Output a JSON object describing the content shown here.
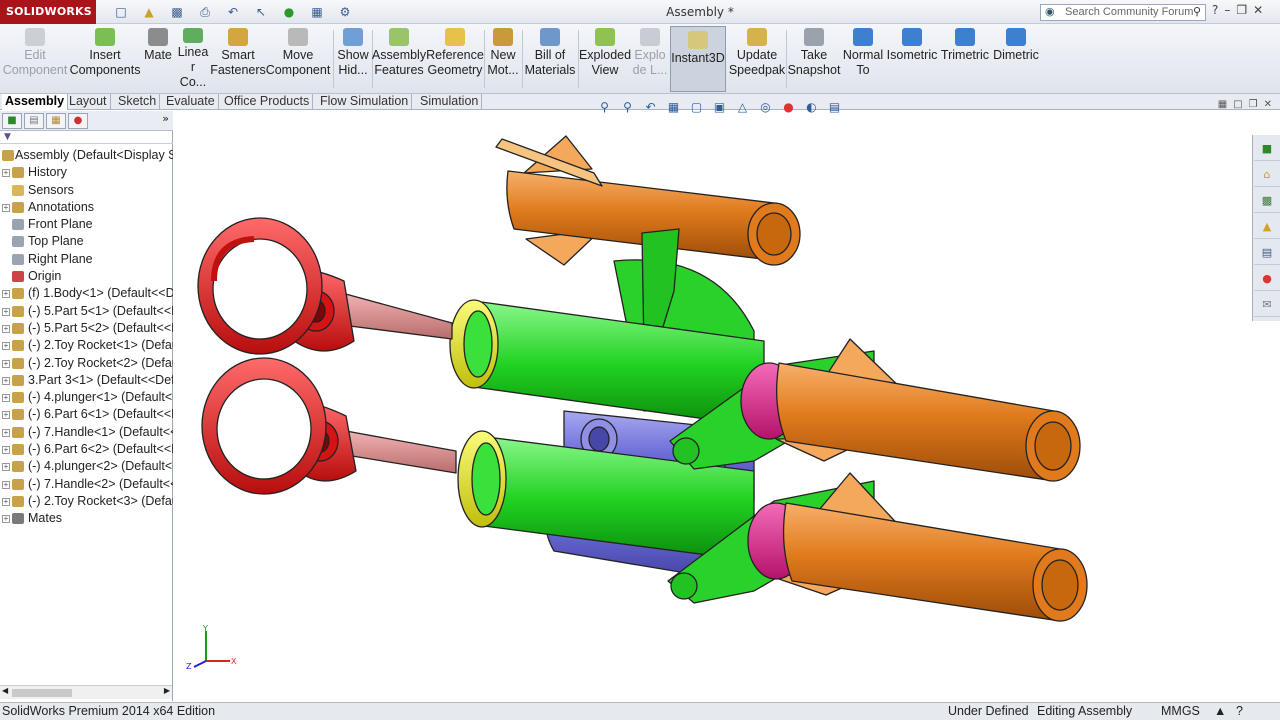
{
  "app": {
    "logo_text": "SOLIDWORKS",
    "window_title": "Assembly *"
  },
  "search": {
    "placeholder": "Search Community Forum"
  },
  "ribbon": {
    "edit_component": "Edit Component",
    "insert_components": "Insert Components",
    "mate": "Mate",
    "linear_pattern": "Linea r Co...",
    "smart_fasteners": "Smart Fasteners",
    "move_component": "Move Component",
    "show_hidden": "Show Hid...",
    "assembly_features": "Assembly Features",
    "reference_geometry": "Reference Geometry",
    "new_motion": "New Mot...",
    "bill_of_materials": "Bill of Materials",
    "exploded_view": "Exploded View",
    "explode_line": "Explo de L...",
    "instant3d": "Instant3D",
    "update_speedpak": "Update Speedpak",
    "take_snapshot": "Take Snapshot",
    "normal_to": "Normal To",
    "isometric": "Isometric",
    "trimetric": "Trimetric",
    "dimetric": "Dimetric"
  },
  "tabs": [
    "Assembly",
    "Layout",
    "Sketch",
    "Evaluate",
    "Office Products",
    "Flow Simulation",
    "Simulation"
  ],
  "tree": {
    "root": "Assembly  (Default<Display S",
    "items": [
      {
        "label": "History",
        "icon": "history-icon",
        "color": "#c8a24a",
        "expand": "+"
      },
      {
        "label": "Sensors",
        "icon": "sensors-icon",
        "color": "#d9b65a",
        "expand": ""
      },
      {
        "label": "Annotations",
        "icon": "annotations-icon",
        "color": "#c8a24a",
        "expand": "+"
      },
      {
        "label": "Front Plane",
        "icon": "plane-icon",
        "color": "#9aa3b0",
        "expand": ""
      },
      {
        "label": "Top Plane",
        "icon": "plane-icon",
        "color": "#9aa3b0",
        "expand": ""
      },
      {
        "label": "Right Plane",
        "icon": "plane-icon",
        "color": "#9aa3b0",
        "expand": ""
      },
      {
        "label": "Origin",
        "icon": "origin-icon",
        "color": "#c44",
        "expand": ""
      },
      {
        "label": "(f) 1.Body<1> (Default<<De",
        "icon": "part-icon",
        "color": "#c8a24a",
        "expand": "+"
      },
      {
        "label": "(-) 5.Part 5<1> (Default<<D",
        "icon": "part-icon",
        "color": "#c8a24a",
        "expand": "+"
      },
      {
        "label": "(-) 5.Part 5<2> (Default<<D",
        "icon": "part-icon",
        "color": "#c8a24a",
        "expand": "+"
      },
      {
        "label": "(-) 2.Toy Rocket<1> (Defau",
        "icon": "part-icon",
        "color": "#c8a24a",
        "expand": "+"
      },
      {
        "label": "(-) 2.Toy Rocket<2> (Defau",
        "icon": "part-icon",
        "color": "#c8a24a",
        "expand": "+"
      },
      {
        "label": "3.Part 3<1> (Default<<Defa",
        "icon": "part-icon",
        "color": "#c8a24a",
        "expand": "+"
      },
      {
        "label": "(-) 4.plunger<1> (Default<<",
        "icon": "part-icon",
        "color": "#c8a24a",
        "expand": "+"
      },
      {
        "label": "(-) 6.Part 6<1> (Default<<D",
        "icon": "part-icon",
        "color": "#c8a24a",
        "expand": "+"
      },
      {
        "label": "(-) 7.Handle<1> (Default<<",
        "icon": "part-icon",
        "color": "#c8a24a",
        "expand": "+"
      },
      {
        "label": "(-) 6.Part 6<2> (Default<<D",
        "icon": "part-icon",
        "color": "#c8a24a",
        "expand": "+"
      },
      {
        "label": "(-) 4.plunger<2> (Default<<",
        "icon": "part-icon",
        "color": "#c8a24a",
        "expand": "+"
      },
      {
        "label": "(-) 7.Handle<2> (Default<<",
        "icon": "part-icon",
        "color": "#c8a24a",
        "expand": "+"
      },
      {
        "label": "(-) 2.Toy Rocket<3> (Defau",
        "icon": "part-icon",
        "color": "#c8a24a",
        "expand": "+"
      },
      {
        "label": "Mates",
        "icon": "mates-icon",
        "color": "#7a7a7a",
        "expand": "+"
      }
    ]
  },
  "triad": {
    "x": "X",
    "y": "Y",
    "z": "Z"
  },
  "status": {
    "edition": "SolidWorks Premium 2014 x64 Edition",
    "state": "Under Defined",
    "mode": "Editing Assembly",
    "units": "MMGS"
  },
  "colors": {
    "brand": "#a9141b",
    "rocket": "#e07a1c",
    "cylinder": "#2bd12b",
    "ring": "#e8e81c",
    "grip": "#e61b1b",
    "base": "#6a6ad8",
    "collar": "#e81f8c"
  }
}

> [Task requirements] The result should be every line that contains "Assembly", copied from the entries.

> [Finished task]
    "window_title": "Assembly *"
    "assembly_features": "Assembly Features",
    "Assembly",
    "root": "Assembly  (Default<Display S",
    "mode": "Editing Assembly",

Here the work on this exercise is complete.